Back in the early 2000s WPP acquired a 6.9% in STW, Australasia’s biggest ad network. By 2007, this had risen to 10%. And five years later, Sorrell’s firm bought a third of DTDigital, an STW shop that had close links with WPP’s Ogilvy [& Mather]. By 2015, WPP owned 23.6% of STW and the board proposed a merger, thus creating an AUS $850m marcomms colossus, henceforth to be known as WPP AUNZ. This was not supported by all of the STW top team shareholders and there was some fallout in the process. In the end, the new entity was not the success either party had hoped, posting a $253m loss earlier this month, and there is much speculation that the group will either be broken up or extensively rationalised.
In sum, having a significant minority shareholder in a publicly listed company can ultimately drive – or block – takeovers so it’s something to watch out for.
But I’m not sure this will happen either in the case of M&C. The big holding groups don’t seem to be on the acquisition trail right now (WPP is divesting itself of businesses) and there’s no sign that the principals want to get out.
And accounting scandals and tanking shares aren’t always terminal. Readers with long memories will remember what a basket case IPG was back in 2002. It had revealed a series of colossal accounting disasters that resulted in an SEC investigation and ratings agency downgrading IPG shares to “junk” status. $145m in revenue and $25m in net income were “improperly” accounted for.

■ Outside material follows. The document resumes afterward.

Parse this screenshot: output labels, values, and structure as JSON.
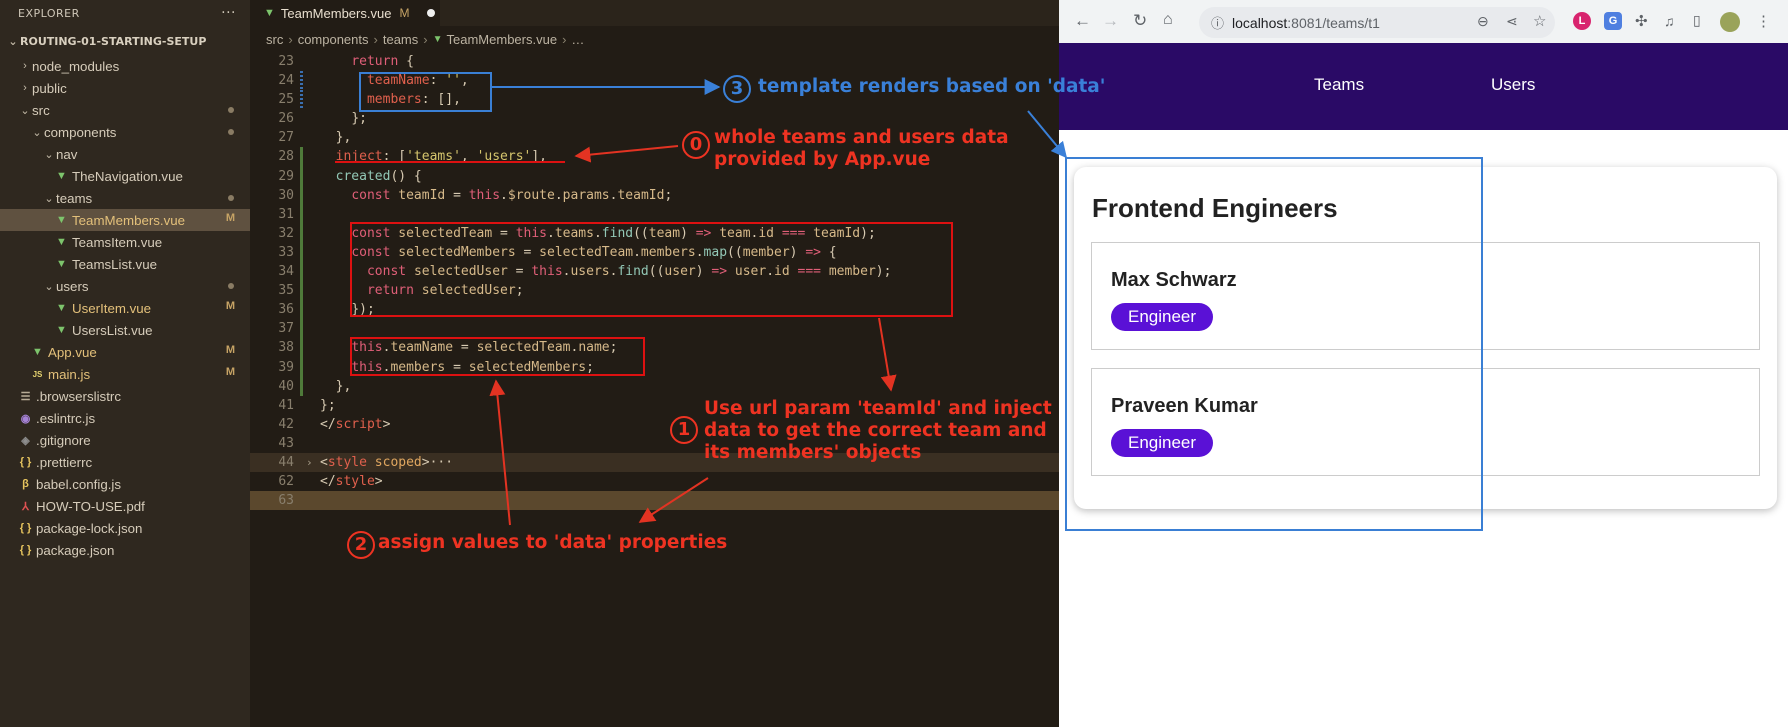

Shareholders bought class action lawsuits worth $115m.
When Michael Roth took over as boss a short while later, shares were trading at about $10, later sinking to under $4, making the group something of a bargain; everyone thought the holding group was going to be taken over – perhaps by Publicis or WPP. Roth freely admits that he “took plenty of meetings with people who were interested in acquiring us”.
At the time of writing, IPG shares were $20.98, and the group is said to now be outperforming its rival groups, despite being smaller than Publicis, Omnicom or WPP. The worst accounting scandal in ad land history was eventually dealt with, and IPG soldiered on.
Any problems M&C has are a drop in the ocean by comparison, and they have been dealt with quickly, professionally, efficiently and openly. Unless November’s report reveals a hitherto unknown scandal, I can’t see M&C changing that much in the short to medium term and in future, this matter is likely to be looked back on as a bump in the road.
Tony Walford is a partner at M&A advisory Green Square